Practitioners of modern scientific medicine need to become self-critical in recognizing this deep semiotics of health, including in their own culturally encoded context, and become proactive in ethically harnessing these psychosocial-somatic therapies in promoting the well-being of their patients, themselves, and their societies. The medicine of religion is minimally this deep semiotics of health, from which we cannot extract ourselves, even in the practice of modern scientific medicine. This material semiosis of health — spirit-mind-brain-body-society — is traditionally the domains of religion, where significant expertise has been accumulated over the millennia. Through the medicine of religion and the tools of modern science, we might learn how better to harness this “magic” in creating better health outcomes for our patients and ourselves.
38. See N.A. Christakis and J.H. Fowler. Connected: The Surprizing Power of Our Social Networks and How They Shape Our Lives. (New York: Little, Brown and Company, 2009); Thompson, C. (2009, 9/10/2009). Are Your Friends Making You Fat? Sunday Magazine Retrieved 9/10/2009, from http://www.nytimes.com/2009/09/13/magazine/13contagion-t.html?ref=magazine
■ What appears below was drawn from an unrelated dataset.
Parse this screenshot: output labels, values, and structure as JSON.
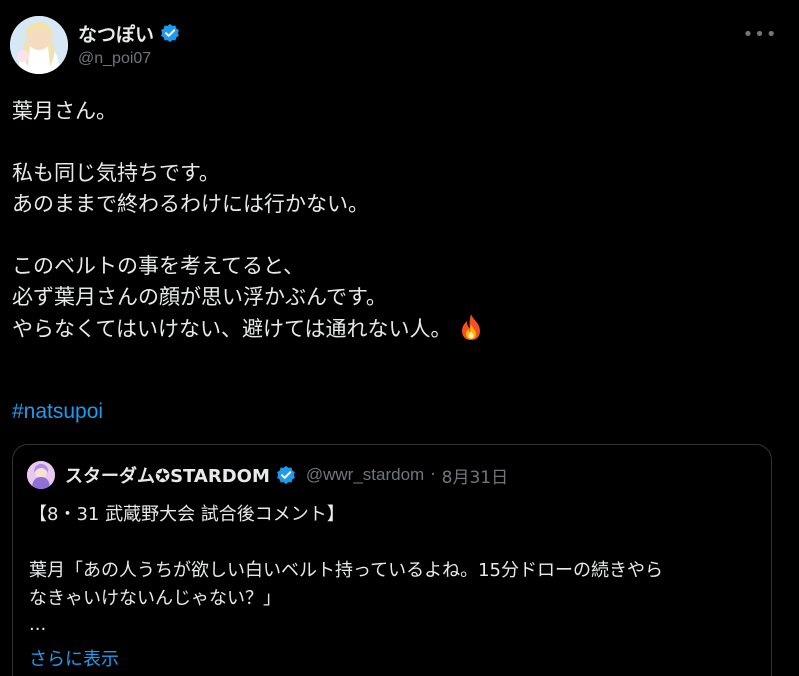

39. See Anne Harrington, The Cure Within: A History of Mind-Body Medicine (New York: W.W. Norton, 2008); Anne Harrington et al., “The Science of the Placebo: Toward an Interdisciplinary Research Agenda” (Bethesda, MD: NIH, 2000) a conference hosted by NIH in 2000, see http://placebo.nih.gov; and Harrington, The Placebo Effect.
40. T. J. Kaptchuk et al., “Sham Device V Inert Pill: Randomised Controlled Trial of Two Placebo Treatments,” British Medical Journal 132, no. 7538 (2006) 391-397.. A.J.M. de Craen, PJ Roos, and et.al., “Effect of Colour of Drugs: Systematic Review of Perceived Effect of Drugs and of Their Effectiveness,” British Medical Journal 313, no. 7072 (1996).
41. Bausell, Snake Oil Science, 291-94. v Thomas Szasz, The Second Sin (Garden City, NY: Doubleday, 1974), 128.